- “17.20.3.070 – Prohibited land uses. No use of land shall be permitted by right or conditionally permitted within the City of Great Falls that is in violation of federal, state or local law. This prohibition includes, but is not limited to, any use of land for the marijuana business categories otherwise authorized by Mont. Code Ann. Title 16, Chapter 12, Parts 1 through 5 and Admin. R. Mont. § § 42.39.401 et seq.”
If a majority of voters approve the proposed amendment, the city code will continue to prohibit any commercial marijuana business within the city limits.
If a majority of voters don’t approve the proposed amendment, the commissioners will consider a regulatory framework under which various commercial marijuana businesses would be allowed to operate within the city limits.
The pending litigation over the SIC denial may impact the timeline for adopting the regulatory framework should the voters chose to allow marijuana in the city limits, according to the city.
Some area residents have asked the Cascade County Commission to also send the question of legalizing marijuana to the November ballot.

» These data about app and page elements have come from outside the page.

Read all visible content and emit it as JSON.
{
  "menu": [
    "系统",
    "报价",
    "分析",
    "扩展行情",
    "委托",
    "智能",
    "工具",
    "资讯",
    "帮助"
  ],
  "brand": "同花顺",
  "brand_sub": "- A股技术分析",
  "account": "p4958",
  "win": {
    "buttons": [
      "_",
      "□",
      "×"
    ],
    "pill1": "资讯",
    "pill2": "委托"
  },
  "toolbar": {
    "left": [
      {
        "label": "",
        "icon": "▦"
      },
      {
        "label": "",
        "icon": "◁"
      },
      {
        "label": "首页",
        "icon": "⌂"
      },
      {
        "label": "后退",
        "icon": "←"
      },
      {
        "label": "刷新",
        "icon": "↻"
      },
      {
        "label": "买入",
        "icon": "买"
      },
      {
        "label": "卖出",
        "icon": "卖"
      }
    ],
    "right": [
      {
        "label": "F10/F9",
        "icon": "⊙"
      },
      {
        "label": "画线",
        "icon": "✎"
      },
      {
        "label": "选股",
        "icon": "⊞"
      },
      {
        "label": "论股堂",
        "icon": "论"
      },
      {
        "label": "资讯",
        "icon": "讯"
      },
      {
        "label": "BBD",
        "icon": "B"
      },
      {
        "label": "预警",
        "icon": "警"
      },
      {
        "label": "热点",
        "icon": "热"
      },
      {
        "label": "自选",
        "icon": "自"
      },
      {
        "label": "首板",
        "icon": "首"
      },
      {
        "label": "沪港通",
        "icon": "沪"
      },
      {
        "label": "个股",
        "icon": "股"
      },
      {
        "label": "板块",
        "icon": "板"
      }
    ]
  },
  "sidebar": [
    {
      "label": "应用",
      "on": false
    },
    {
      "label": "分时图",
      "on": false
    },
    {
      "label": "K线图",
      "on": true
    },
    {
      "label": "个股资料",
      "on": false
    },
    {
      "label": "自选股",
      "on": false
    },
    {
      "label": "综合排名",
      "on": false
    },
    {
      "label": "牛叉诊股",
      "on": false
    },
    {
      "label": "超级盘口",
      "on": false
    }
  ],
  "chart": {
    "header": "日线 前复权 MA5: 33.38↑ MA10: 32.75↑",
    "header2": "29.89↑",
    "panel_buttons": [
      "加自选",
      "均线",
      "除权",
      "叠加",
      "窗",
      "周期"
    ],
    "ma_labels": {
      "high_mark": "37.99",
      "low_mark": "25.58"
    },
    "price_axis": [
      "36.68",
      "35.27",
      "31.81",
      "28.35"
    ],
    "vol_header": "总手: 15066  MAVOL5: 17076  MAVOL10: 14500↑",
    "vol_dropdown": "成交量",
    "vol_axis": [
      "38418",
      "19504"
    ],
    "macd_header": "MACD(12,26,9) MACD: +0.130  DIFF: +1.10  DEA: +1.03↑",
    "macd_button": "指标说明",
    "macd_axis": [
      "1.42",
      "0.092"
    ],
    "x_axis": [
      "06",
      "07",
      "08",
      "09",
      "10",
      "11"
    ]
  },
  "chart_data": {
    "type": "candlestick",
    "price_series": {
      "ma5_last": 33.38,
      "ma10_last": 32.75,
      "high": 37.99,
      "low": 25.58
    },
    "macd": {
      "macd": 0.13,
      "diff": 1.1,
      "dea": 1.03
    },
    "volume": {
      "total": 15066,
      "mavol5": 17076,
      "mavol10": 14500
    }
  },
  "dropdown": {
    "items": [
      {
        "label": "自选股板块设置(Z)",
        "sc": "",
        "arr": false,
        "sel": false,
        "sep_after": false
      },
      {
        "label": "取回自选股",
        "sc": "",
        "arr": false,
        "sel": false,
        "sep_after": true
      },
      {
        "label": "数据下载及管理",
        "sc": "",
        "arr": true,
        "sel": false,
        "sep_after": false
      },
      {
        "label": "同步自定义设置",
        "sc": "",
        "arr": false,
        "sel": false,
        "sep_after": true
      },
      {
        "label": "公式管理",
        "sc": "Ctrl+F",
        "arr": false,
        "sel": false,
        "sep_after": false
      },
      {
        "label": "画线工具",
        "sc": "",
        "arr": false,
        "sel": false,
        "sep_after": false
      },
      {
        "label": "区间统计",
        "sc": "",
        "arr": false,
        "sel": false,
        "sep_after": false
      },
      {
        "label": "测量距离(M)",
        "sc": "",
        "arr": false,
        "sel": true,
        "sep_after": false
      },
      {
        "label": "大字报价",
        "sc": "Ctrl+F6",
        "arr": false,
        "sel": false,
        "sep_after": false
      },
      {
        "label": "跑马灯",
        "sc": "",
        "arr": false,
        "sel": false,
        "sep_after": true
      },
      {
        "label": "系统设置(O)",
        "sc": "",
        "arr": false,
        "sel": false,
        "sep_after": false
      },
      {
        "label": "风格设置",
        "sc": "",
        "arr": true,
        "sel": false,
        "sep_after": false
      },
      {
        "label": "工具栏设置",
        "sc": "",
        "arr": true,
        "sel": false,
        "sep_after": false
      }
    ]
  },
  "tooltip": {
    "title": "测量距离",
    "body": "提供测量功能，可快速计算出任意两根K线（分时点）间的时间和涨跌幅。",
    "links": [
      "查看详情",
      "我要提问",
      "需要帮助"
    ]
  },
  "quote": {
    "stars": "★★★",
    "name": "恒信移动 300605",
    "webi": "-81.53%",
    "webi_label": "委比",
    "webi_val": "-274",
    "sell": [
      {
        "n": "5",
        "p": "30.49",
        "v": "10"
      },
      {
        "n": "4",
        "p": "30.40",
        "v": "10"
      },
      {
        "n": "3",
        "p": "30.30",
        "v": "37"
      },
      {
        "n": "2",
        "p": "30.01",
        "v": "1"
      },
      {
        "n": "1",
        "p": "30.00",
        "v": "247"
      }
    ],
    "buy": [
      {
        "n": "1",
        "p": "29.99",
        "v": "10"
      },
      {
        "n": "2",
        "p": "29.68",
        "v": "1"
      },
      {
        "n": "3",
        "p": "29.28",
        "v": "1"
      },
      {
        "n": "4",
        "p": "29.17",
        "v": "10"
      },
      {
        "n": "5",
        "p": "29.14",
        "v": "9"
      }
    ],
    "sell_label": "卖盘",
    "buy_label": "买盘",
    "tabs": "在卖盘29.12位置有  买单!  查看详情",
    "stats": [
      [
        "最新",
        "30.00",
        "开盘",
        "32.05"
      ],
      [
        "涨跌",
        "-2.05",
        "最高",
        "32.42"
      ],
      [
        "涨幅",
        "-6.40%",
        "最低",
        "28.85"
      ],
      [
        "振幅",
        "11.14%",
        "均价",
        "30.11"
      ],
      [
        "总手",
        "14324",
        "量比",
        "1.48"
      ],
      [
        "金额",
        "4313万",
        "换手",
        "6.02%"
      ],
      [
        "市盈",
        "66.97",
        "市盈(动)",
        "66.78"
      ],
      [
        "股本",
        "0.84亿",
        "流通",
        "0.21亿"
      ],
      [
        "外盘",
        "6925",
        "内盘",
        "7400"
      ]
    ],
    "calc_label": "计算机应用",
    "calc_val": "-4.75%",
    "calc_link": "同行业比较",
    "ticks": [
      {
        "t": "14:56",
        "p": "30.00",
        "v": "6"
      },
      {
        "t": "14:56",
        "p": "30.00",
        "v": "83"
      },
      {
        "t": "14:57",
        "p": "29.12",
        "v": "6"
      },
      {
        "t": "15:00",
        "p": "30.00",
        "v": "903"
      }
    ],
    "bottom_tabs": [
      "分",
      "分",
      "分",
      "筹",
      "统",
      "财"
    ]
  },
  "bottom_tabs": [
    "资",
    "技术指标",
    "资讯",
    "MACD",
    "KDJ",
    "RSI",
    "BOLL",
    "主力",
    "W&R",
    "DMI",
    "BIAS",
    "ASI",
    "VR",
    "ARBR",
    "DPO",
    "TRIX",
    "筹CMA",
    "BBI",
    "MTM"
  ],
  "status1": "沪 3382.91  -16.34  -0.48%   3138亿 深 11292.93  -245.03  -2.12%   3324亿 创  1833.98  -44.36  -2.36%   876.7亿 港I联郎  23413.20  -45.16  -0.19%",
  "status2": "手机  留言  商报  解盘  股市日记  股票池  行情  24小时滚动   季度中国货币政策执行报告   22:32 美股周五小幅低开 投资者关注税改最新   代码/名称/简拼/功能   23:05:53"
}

Commissioners determined that they could not refer it to the ballot themselves, as the Yellowstone County Commission did earlier this year, and that a citizen petition was required.
The petitioners submitted their language in May and it took the county attorney’s office a month to review and approve it, leaving two months for the petitioners to gather about 8,000 petitions. The county attorney’s office set the deadline for Aug. 24. The deadline for the county elections office to send information to the state for ballot certification is Aug. 25.
The petitioners were told by the elections office and county attorney’s office to submit petitions as they go in order for the elections office so that elections officials can process and verify the signatures.
Petitioners dropped off the first batch on July 22. That included six petitions. Of those, the elections office processed four and their were 277 signatures accepted, according to the elections office.
For the other two, the elections office had to contact the petition gathered since they didn’t fill out the unsworn declaration correctly, according to the elections office. As of July 27, that form had not been corrected and returned so the elections office cannot yet process those signatures.
Cascade County Commissioners are also sending a marijuana question to the November ballot. The are sending the question of whether the county should enact the three-percent local option tax on marijuana sales within the county.
When the state marijuana ballot initiative was approved, it included a state tax on marijuana sales, but gave counties the option to enact their own local tax. Without the local option tax, counties and municipalities receive no marijuana tax revenue.
County Commissioners also recently upheld a staff decision that deemed a marijuana operation in the county illegal. That property owner filed suit against the county in district court last week to appeal the decision.